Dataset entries

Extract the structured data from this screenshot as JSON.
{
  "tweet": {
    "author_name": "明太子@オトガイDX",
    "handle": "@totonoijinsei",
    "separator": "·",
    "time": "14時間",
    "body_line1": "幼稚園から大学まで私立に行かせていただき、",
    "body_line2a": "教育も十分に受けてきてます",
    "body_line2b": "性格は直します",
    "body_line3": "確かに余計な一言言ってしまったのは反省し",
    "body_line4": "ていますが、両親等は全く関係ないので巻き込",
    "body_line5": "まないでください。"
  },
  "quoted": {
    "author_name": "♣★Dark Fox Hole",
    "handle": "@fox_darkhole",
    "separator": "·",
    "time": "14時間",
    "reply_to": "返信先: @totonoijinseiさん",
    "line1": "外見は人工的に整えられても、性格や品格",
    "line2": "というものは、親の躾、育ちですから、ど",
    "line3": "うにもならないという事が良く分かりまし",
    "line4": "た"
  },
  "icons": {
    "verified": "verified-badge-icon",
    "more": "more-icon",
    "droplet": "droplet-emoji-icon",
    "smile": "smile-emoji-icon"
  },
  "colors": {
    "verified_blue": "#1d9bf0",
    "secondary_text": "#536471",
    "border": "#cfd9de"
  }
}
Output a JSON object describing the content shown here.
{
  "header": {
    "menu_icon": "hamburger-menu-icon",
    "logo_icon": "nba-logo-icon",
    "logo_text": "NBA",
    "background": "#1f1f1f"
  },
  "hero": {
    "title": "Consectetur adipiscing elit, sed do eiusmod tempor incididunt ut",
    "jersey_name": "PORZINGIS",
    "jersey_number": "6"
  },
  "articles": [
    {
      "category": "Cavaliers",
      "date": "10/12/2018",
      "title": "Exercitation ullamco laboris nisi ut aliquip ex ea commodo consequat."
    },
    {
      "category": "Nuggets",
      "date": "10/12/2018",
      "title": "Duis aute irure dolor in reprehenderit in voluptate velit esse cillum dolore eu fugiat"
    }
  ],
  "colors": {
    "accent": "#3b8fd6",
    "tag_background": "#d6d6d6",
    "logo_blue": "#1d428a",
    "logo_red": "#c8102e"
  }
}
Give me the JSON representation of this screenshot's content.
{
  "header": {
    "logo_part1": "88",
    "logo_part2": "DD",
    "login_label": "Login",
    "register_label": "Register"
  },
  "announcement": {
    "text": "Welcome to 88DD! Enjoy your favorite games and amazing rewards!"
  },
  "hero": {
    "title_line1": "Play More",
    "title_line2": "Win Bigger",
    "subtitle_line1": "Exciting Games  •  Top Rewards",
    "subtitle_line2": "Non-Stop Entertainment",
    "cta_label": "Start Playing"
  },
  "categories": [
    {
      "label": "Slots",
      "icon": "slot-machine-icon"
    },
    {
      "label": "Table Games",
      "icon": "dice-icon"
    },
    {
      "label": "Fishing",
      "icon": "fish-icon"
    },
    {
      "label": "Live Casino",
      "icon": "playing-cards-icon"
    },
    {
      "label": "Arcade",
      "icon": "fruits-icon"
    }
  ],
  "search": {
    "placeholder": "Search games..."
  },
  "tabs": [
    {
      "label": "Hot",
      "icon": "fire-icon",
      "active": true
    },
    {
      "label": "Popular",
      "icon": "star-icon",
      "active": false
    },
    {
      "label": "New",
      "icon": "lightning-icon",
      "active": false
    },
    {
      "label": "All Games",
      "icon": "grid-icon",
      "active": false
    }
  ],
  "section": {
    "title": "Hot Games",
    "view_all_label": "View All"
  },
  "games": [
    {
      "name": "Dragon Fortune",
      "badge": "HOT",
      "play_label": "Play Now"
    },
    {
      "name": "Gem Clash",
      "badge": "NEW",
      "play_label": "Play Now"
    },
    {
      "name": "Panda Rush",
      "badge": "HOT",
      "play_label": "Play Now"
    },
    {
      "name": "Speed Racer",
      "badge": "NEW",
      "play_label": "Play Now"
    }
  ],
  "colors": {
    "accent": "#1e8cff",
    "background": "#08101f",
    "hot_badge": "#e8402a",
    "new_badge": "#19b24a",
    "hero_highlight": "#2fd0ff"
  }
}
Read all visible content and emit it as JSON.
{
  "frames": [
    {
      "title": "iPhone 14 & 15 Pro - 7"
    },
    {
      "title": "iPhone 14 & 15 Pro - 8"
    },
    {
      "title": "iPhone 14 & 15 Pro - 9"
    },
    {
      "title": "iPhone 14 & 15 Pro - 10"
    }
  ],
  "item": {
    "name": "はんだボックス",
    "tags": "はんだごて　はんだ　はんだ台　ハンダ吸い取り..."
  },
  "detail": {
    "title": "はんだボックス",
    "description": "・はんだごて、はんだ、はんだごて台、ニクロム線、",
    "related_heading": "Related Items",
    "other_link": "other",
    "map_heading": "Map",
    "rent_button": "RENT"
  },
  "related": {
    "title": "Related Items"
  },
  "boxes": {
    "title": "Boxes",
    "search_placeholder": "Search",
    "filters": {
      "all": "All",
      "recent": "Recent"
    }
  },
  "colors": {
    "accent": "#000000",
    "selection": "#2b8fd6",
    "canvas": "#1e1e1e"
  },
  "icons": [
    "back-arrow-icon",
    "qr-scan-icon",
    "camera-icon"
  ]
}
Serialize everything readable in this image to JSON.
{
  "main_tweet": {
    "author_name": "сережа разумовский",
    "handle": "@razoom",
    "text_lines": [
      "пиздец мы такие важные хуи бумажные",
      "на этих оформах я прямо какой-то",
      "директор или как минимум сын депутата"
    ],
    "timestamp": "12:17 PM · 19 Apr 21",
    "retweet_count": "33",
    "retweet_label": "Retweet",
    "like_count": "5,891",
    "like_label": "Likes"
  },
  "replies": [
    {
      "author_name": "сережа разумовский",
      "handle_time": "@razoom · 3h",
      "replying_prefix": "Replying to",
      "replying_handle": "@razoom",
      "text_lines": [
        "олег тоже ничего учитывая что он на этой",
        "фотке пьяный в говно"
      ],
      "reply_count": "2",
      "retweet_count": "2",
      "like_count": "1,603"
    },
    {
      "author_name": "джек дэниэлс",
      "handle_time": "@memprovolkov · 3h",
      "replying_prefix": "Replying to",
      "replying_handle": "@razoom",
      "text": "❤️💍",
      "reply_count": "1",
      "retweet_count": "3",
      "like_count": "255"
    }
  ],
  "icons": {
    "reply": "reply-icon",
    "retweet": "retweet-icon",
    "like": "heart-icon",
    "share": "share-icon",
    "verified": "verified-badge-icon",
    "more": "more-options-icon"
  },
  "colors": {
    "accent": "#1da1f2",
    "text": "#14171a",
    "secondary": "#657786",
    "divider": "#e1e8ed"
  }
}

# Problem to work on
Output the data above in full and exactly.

# Your response
Extract the structured data from this screenshot as JSON.
{
  "tweet": {
    "author_name": "明太子@オトガイDX",
    "handle": "@totonoijinsei",
    "separator": "·",
    "time": "14時間",
    "body_line1": "幼稚園から大学まで私立に行かせていただき、",
    "body_line2a": "教育も十分に受けてきてます",
    "body_line2b": "性格は直します",
    "body_line3": "確かに余計な一言言ってしまったのは反省し",
    "body_line4": "ていますが、両親等は全く関係ないので巻き込",
    "body_line5": "まないでください。"
  },
  "quoted": {
    "author_name": "♣★Dark Fox Hole",
    "handle": "@fox_darkhole",
    "separator": "·",
    "time": "14時間",
    "reply_to": "返信先: @totonoijinseiさん",
    "line1": "外見は人工的に整えられても、性格や品格",
    "line2": "というものは、親の躾、育ちですから、ど",
    "line3": "うにもならないという事が良く分かりまし",
    "line4": "た"
  },
  "icons": {
    "verified": "verified-badge-icon",
    "more": "more-icon",
    "droplet": "droplet-emoji-icon",
    "smile": "smile-emoji-icon"
  },
  "colors": {
    "verified_blue": "#1d9bf0",
    "secondary_text": "#536471",
    "border": "#cfd9de"
  }
}
Output a JSON object describing the content shown here.
{
  "header": {
    "menu_icon": "hamburger-menu-icon",
    "logo_icon": "nba-logo-icon",
    "logo_text": "NBA",
    "background": "#1f1f1f"
  },
  "hero": {
    "title": "Consectetur adipiscing elit, sed do eiusmod tempor incididunt ut",
    "jersey_name": "PORZINGIS",
    "jersey_number": "6"
  },
  "articles": [
    {
      "category": "Cavaliers",
      "date": "10/12/2018",
      "title": "Exercitation ullamco laboris nisi ut aliquip ex ea commodo consequat."
    },
    {
      "category": "Nuggets",
      "date": "10/12/2018",
      "title": "Duis aute irure dolor in reprehenderit in voluptate velit esse cillum dolore eu fugiat"
    }
  ],
  "colors": {
    "accent": "#3b8fd6",
    "tag_background": "#d6d6d6",
    "logo_blue": "#1d428a",
    "logo_red": "#c8102e"
  }
}
Give me the JSON representation of this screenshot's content.
{
  "header": {
    "logo_part1": "88",
    "logo_part2": "DD",
    "login_label": "Login",
    "register_label": "Register"
  },
  "announcement": {
    "text": "Welcome to 88DD! Enjoy your favorite games and amazing rewards!"
  },
  "hero": {
    "title_line1": "Play More",
    "title_line2": "Win Bigger",
    "subtitle_line1": "Exciting Games  •  Top Rewards",
    "subtitle_line2": "Non-Stop Entertainment",
    "cta_label": "Start Playing"
  },
  "categories": [
    {
      "label": "Slots",
      "icon": "slot-machine-icon"
    },
    {
      "label": "Table Games",
      "icon": "dice-icon"
    },
    {
      "label": "Fishing",
      "icon": "fish-icon"
    },
    {
      "label": "Live Casino",
      "icon": "playing-cards-icon"
    },
    {
      "label": "Arcade",
      "icon": "fruits-icon"
    }
  ],
  "search": {
    "placeholder": "Search games..."
  },
  "tabs": [
    {
      "label": "Hot",
      "icon": "fire-icon",
      "active": true
    },
    {
      "label": "Popular",
      "icon": "star-icon",
      "active": false
    },
    {
      "label": "New",
      "icon": "lightning-icon",
      "active": false
    },
    {
      "label": "All Games",
      "icon": "grid-icon",
      "active": false
    }
  ],
  "section": {
    "title": "Hot Games",
    "view_all_label": "View All"
  },
  "games": [
    {
      "name": "Dragon Fortune",
      "badge": "HOT",
      "play_label": "Play Now"
    },
    {
      "name": "Gem Clash",
      "badge": "NEW",
      "play_label": "Play Now"
    },
    {
      "name": "Panda Rush",
      "badge": "HOT",
      "play_label": "Play Now"
    },
    {
      "name": "Speed Racer",
      "badge": "NEW",
      "play_label": "Play Now"
    }
  ],
  "colors": {
    "accent": "#1e8cff",
    "background": "#08101f",
    "hot_badge": "#e8402a",
    "new_badge": "#19b24a",
    "hero_highlight": "#2fd0ff"
  }
}
Read all visible content and emit it as JSON.
{
  "frames": [
    {
      "title": "iPhone 14 & 15 Pro - 7"
    },
    {
      "title": "iPhone 14 & 15 Pro - 8"
    },
    {
      "title": "iPhone 14 & 15 Pro - 9"
    },
    {
      "title": "iPhone 14 & 15 Pro - 10"
    }
  ],
  "item": {
    "name": "はんだボックス",
    "tags": "はんだごて　はんだ　はんだ台　ハンダ吸い取り..."
  },
  "detail": {
    "title": "はんだボックス",
    "description": "・はんだごて、はんだ、はんだごて台、ニクロム線、",
    "related_heading": "Related Items",
    "other_link": "other",
    "map_heading": "Map",
    "rent_button": "RENT"
  },
  "related": {
    "title": "Related Items"
  },
  "boxes": {
    "title": "Boxes",
    "search_placeholder": "Search",
    "filters": {
      "all": "All",
      "recent": "Recent"
    }
  },
  "colors": {
    "accent": "#000000",
    "selection": "#2b8fd6",
    "canvas": "#1e1e1e"
  },
  "icons": [
    "back-arrow-icon",
    "qr-scan-icon",
    "camera-icon"
  ]
}
Serialize everything readable in this image to JSON.
{
  "main_tweet": {
    "author_name": "сережа разумовский",
    "handle": "@razoom",
    "text_lines": [
      "пиздец мы такие важные хуи бумажные",
      "на этих оформах я прямо какой-то",
      "директор или как минимум сын депутата"
    ],
    "timestamp": "12:17 PM · 19 Apr 21",
    "retweet_count": "33",
    "retweet_label": "Retweet",
    "like_count": "5,891",
    "like_label": "Likes"
  },
  "replies": [
    {
      "author_name": "сережа разумовский",
      "handle_time": "@razoom · 3h",
      "replying_prefix": "Replying to",
      "replying_handle": "@razoom",
      "text_lines": [
        "олег тоже ничего учитывая что он на этой",
        "фотке пьяный в говно"
      ],
      "reply_count": "2",
      "retweet_count": "2",
      "like_count": "1,603"
    },
    {
      "author_name": "джек дэниэлс",
      "handle_time": "@memprovolkov · 3h",
      "replying_prefix": "Replying to",
      "replying_handle": "@razoom",
      "text": "❤️💍",
      "reply_count": "1",
      "retweet_count": "3",
      "like_count": "255"
    }
  ],
  "icons": {
    "reply": "reply-icon",
    "retweet": "retweet-icon",
    "like": "heart-icon",
    "share": "share-icon",
    "verified": "verified-badge-icon",
    "more": "more-options-icon"
  },
  "colors": {
    "accent": "#1da1f2",
    "text": "#14171a",
    "secondary": "#657786",
    "divider": "#e1e8ed"
  }
}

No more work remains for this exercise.